A little southeast of WKCD is Tsim Sha Tsui, home to the Hong Kong Museum of Art. Although it opened in 1962 and is a well-known institution, Fhung and Quek consider the museum a must-visit for its collection that spans old and new, local and international. “The museum bookstore offers cool and thoughtfully curated books on Hong Kong art, design and culture, as well as imaginative and inspiring children’s books,” Fhung offers. Just a five-minute walk from the museum is the Avenue of Stars on Victoria Harbour’s scenic waterfront, which is another of Quek’s recommendations for sightseeing.
Hong Kong Island
Across Victoria Harbor from the Kowloon Peninsula, a number of new restaurants and bars have sprung up on Hong Kong Island during the pandemic. Head to Penicillin in Central if enjoying a good cocktail is as important to you as saving the planet. Founded by Agung Prabowo and Roman Ghale, formerly of The Old Man bar in Hong Kong, Penicillin held an online “Sustainable Cocktail” masterclass as part of the virtual events organized by the Hong Kong Tourism Board during the Hong Kong Wine and Dine Festival for a month. 2021 in November.
The turnout was phenomenal, as the winner of Asia’s 50 Best Sustainable Bar Award for 2021 has already made a name for itself for its creative and eco-friendly concoctions. The ultra-chic watering hole is also Hong Kong’s “first closed-loop cocktail bar”, which uses only local or recycled ingredients for its drinks and food. In its mission to be ‘wasteless’, nothing – from skin to seed – is wasted here, while bric-a-brac of fruits and vegetables are fermented for other uses. According to Probowo, “When people come to Penicillin, we want to send the message to them that they can become sustainability ambassadors, so they can start doing it in their daily lives – not just following a trend. “
As more and more people become aware of their environmental footprint, Slowood would appeal to locals and tourists alike for the range of sustainable yet interesting products it offers.
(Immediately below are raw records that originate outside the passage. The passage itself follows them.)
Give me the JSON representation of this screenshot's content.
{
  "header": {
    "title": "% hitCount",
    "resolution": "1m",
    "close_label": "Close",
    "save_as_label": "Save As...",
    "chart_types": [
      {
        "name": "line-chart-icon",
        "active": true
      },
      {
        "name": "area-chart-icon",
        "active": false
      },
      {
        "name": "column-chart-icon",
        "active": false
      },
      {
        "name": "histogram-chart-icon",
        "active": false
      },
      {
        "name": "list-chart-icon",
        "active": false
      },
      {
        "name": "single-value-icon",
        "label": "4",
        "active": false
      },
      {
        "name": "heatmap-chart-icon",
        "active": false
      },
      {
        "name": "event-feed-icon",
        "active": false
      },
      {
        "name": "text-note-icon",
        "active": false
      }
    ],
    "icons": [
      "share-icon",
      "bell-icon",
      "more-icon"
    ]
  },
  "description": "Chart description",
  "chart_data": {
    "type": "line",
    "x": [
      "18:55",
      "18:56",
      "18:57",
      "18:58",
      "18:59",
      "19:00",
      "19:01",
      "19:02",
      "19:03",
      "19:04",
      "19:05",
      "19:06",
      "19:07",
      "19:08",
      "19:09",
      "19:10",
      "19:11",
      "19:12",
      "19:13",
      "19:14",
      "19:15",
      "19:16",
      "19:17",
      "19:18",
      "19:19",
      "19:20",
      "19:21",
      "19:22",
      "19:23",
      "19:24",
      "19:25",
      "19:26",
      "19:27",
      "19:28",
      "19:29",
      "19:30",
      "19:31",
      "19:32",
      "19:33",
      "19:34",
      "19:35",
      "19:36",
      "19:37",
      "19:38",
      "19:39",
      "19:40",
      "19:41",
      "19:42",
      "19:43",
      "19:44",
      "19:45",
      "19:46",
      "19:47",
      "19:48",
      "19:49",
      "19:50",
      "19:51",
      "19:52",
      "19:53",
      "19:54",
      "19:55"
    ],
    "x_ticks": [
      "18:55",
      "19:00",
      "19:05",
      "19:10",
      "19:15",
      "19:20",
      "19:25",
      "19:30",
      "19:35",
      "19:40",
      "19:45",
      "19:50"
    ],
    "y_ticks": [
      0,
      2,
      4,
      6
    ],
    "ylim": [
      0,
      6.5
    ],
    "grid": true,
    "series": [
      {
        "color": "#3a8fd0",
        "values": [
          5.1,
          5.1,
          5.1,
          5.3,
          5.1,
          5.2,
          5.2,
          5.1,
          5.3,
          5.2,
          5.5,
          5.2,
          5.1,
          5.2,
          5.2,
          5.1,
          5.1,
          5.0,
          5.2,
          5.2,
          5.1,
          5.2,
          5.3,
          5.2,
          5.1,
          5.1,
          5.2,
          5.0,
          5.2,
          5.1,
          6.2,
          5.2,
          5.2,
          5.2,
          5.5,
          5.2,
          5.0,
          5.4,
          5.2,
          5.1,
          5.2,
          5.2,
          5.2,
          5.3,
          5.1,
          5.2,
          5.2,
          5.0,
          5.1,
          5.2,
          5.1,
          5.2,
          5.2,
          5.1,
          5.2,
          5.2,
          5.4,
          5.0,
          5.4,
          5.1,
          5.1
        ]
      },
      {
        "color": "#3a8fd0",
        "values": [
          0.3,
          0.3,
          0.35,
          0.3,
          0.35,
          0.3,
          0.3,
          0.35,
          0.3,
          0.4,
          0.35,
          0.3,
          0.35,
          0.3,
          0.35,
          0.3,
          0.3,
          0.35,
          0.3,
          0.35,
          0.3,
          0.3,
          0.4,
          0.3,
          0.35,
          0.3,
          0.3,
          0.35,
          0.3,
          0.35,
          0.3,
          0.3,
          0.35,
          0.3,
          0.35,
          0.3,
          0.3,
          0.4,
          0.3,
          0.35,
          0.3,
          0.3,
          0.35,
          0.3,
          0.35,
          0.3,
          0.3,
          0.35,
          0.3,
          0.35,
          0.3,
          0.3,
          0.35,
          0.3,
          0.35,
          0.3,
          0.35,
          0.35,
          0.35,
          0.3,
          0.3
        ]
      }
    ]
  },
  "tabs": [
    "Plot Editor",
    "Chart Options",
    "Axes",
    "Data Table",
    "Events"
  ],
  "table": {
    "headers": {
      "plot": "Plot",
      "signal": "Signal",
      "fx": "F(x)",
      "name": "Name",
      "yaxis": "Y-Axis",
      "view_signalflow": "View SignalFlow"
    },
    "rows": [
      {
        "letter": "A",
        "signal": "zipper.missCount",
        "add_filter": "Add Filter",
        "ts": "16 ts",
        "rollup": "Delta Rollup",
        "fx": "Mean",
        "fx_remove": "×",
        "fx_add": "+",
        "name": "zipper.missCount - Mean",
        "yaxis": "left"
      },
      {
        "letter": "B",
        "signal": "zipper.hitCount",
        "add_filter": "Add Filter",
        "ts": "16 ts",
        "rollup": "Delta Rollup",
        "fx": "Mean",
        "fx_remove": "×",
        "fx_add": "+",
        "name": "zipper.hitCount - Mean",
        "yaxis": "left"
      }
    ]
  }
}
Since opening its Kennedy Town flagship store in January 2019, the zero-waste concept grocery and lifestyle store has launched three more outlets in Hong Kong.
There is also something here for design lovers, since the philosophy of Slowood also encompasses furnishings. The lampshades, chairs and parts of the tables available for retail sale are made from recycled polystyrene, wooden wine boxes and even mushrooms. For something you can easily take home with, look at the back of the store for household goods from Japanese brand Wasara, which makes compostable and disposable tableware.
It’s never too early to plan your next Hong Kong vacation itinerary. Visit discoveryhongkong.com to find out about the latest news and attractions in the city.
(Main and featured image: West Kowloon Cultural District by Virgile Simon Bertrand de Herzog de Meuron; all images courtesy of the Hong Kong Tourism Board)